5.
Chahar P, Marciniak D. Cardiopulmonary resuscitation in COVID-19 patients. Cleve Clin J Med 2020. doi: 10.3949/ccjm. 87a.ccc040. Online ahead of print.  Back to cited text no. 5
    
6.
Thapa SB, Kakar TS, Mayer C, Khanal D. Clinical outcomes of in-hospital cardiac arrest in COVID-19. JAMA Intern Med. 2021;181:279-281.  Back to cited text no. 6
    
7.
Shao F, Li CS, Liang LR, Qin J, Ding N, Fu Y, et al. Incidence and outcome of adult in-hospital cardiac arrest in Beijing, China. Resuscitation 2016;102:51-6.  Back to cited text no. 7
    
8.
Kramer DB, Lo B, Dickert NW. CPR in the Covid-19 era — An ethical framework. N Engl J Med 2020;383:e6.  Back to cited text no. 8
    
9.
Curtis JR, Kross EK, Stapleton RD. The importance of addressing advance care planning and decisions about do-not-resuscitate orders during novel coronavirus 2019 (COVID-19). JAMA 2020;323:1771-2.  Back to cited text no. 9
    
10.
Kapoor I, Prabhakar H, Mahajan C. Cardiopulmonary resuscitation in COVID-19 patients-To do or not to? J Clin Anesth 2020;65:109879.  Back to cited text no. 10
    
11.
Bledsore TA, Jokela LA, Deep NN, Sulmasy LS. Universal do-not-resuscitate orders, social worth, and life-years: Opposing discriminatory approaches to the allocation of resources during the COVID-19 pandemic and other health system catastrophes. Ann Intern Med 2020;173:230-2.  Back to cited text no. 11
    
12.
DeFilippis EM, Ranard LS, Berg DD. Cardiopulmonary resuscitation during the COVID-19 pandemic. A view from trainees on the front line. Circulation 2020;141:1833-5.  Back to cited text no. 12
    
13.
Couper K, Smyth M, Perkins GD. Mechanical devices for chest compression. Curr Opin Crit Care 2015;21:188-94.  Back to cited text no. 13
    
14.
Rubertsson S, Lindgren E, Smekal D, Östlund O, Silfverstolpe J, Lichtveld RA, et al. Mechanical chest compressions and simultaneous defibrillation vs conventional cardiopulmonary resuscitation in out-of-hospital cardiac arrest: The LINC randomized trial. JAMA 2014;311:53-61.  Back to cited text no. 14
    
15.
Wichmann D, Sperhake JP, Lütgehetmann M, Steurer S, Edler C, Heinemann A, et al. Autopsy findings and venous thromboembolism in patients with COVID-19: A prospective cohort study. Ann Intern Med 2020;173:268-77.  Back to cited text no. 15
    
16.
Böttiger BW, Wetsch WA. Pulmonary embolism cardiac arrest: Thrombolysis during cardiopulmonary resuscitation and improved survival. Chest 2019;156:1035-6.  Back to cited text no. 16
    



 
 
    Tables
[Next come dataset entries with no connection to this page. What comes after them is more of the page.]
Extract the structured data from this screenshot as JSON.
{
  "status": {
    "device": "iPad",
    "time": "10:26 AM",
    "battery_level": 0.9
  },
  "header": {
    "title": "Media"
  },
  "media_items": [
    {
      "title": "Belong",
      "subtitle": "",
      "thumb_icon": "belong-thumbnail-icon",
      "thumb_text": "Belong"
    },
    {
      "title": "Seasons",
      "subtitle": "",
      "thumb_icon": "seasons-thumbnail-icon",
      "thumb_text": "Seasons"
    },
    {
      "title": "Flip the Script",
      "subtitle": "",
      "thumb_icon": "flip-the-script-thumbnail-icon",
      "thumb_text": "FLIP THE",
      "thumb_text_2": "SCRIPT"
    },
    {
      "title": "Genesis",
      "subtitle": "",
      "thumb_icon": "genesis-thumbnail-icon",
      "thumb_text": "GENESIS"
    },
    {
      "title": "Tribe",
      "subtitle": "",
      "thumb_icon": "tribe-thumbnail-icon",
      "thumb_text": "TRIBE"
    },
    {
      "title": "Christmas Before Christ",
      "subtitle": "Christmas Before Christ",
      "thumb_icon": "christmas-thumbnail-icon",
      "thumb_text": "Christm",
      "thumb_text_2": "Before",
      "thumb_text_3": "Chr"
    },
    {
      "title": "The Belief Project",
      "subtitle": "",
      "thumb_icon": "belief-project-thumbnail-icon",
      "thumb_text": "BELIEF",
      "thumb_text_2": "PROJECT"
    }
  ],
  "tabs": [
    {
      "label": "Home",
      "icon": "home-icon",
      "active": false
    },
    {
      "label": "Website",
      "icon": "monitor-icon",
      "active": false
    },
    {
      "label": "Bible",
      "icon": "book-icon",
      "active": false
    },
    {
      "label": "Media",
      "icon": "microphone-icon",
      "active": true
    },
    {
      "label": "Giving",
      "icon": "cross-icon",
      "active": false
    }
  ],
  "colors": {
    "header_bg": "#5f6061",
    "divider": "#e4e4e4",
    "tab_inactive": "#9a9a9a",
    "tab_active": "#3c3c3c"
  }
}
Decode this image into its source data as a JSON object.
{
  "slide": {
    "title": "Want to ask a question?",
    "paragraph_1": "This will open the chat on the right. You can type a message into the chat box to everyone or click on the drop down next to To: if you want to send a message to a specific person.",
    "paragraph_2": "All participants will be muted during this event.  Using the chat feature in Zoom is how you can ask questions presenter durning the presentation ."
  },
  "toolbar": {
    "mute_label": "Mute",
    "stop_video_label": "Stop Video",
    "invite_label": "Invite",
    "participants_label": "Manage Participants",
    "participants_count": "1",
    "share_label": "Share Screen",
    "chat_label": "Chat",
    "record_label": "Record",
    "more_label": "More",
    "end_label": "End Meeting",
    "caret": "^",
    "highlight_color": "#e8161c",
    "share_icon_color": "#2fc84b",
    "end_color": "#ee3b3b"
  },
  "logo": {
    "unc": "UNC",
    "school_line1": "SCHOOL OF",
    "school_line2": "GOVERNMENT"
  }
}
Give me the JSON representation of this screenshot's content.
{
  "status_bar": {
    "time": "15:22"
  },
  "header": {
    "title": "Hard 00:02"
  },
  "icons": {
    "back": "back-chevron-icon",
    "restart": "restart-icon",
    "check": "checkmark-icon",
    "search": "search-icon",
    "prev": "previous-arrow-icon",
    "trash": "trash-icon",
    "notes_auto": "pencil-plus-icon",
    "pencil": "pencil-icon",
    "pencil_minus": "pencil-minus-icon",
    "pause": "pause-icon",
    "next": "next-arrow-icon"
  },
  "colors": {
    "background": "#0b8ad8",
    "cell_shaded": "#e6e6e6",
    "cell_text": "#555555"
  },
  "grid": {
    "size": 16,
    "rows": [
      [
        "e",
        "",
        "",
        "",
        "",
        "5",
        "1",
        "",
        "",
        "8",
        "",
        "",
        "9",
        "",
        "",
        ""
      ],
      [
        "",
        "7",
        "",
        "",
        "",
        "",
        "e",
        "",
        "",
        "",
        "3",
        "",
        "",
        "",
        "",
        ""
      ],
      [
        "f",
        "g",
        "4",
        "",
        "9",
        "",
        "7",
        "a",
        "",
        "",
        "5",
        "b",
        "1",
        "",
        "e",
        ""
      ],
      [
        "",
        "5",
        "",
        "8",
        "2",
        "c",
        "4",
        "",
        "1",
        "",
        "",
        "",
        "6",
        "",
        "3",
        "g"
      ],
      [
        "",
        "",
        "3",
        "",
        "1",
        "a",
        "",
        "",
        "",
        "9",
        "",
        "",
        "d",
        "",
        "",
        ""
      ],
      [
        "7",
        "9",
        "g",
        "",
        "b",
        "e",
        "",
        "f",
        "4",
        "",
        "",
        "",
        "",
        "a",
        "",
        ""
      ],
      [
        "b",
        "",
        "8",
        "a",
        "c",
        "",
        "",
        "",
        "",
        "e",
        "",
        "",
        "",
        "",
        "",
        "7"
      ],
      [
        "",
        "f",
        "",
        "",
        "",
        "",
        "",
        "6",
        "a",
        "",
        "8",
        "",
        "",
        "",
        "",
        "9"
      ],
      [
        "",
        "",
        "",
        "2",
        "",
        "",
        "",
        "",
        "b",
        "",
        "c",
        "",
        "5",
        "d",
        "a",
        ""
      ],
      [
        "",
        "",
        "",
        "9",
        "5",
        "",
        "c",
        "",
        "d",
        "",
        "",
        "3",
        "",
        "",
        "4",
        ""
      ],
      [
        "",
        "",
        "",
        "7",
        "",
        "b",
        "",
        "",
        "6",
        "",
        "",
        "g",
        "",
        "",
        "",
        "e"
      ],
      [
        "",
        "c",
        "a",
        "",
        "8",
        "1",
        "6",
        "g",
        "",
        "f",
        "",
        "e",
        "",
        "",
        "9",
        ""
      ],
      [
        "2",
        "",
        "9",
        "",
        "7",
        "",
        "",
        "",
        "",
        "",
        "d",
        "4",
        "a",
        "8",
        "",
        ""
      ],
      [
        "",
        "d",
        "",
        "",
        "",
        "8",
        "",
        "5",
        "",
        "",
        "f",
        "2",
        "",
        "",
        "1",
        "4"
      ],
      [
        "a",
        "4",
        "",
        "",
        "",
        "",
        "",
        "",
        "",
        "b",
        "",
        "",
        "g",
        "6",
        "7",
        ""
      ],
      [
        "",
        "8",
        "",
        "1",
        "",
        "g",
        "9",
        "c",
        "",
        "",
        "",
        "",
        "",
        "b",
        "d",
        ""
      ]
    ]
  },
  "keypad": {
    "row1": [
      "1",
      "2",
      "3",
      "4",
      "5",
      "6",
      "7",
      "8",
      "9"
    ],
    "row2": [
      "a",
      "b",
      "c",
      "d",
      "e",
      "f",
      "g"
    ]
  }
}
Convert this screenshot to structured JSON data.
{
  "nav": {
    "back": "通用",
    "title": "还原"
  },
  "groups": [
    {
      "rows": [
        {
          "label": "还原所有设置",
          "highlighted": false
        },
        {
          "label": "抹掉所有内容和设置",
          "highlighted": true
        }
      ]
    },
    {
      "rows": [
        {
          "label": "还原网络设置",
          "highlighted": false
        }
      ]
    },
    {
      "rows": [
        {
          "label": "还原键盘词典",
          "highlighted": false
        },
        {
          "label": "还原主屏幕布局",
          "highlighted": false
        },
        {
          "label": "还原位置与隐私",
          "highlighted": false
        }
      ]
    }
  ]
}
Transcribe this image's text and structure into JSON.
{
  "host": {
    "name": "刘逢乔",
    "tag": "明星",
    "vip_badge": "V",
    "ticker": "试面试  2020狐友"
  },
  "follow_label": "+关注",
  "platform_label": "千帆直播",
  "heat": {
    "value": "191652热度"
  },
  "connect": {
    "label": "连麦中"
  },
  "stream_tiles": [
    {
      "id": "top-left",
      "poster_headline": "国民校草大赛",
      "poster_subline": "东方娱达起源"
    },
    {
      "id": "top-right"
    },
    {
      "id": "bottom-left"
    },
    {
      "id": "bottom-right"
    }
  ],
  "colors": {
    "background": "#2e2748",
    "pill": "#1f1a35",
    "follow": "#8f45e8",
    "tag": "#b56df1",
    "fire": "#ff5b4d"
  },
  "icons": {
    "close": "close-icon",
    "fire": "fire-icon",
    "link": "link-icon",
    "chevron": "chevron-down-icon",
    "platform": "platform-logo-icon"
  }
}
  [Table 1], [Table 2]



 

Top
 
  Search
 
    Similar in PUBMED
   Search Pubmed for
   Search in Google Scholar for
 Related articles
    Access Statistics
    Email Alert *
    Add to My List *
* Registration required (free)  

 
  In this article
   Abstract
  Introduction
  Material and Methods
  Results
  Discussion
   References
   Article Tables

 Article Access Statistics
    Viewed270    
    Printed0    
    Emailed0    
    PDF Downloaded45    
    Comments [Add]    

Recommend this journal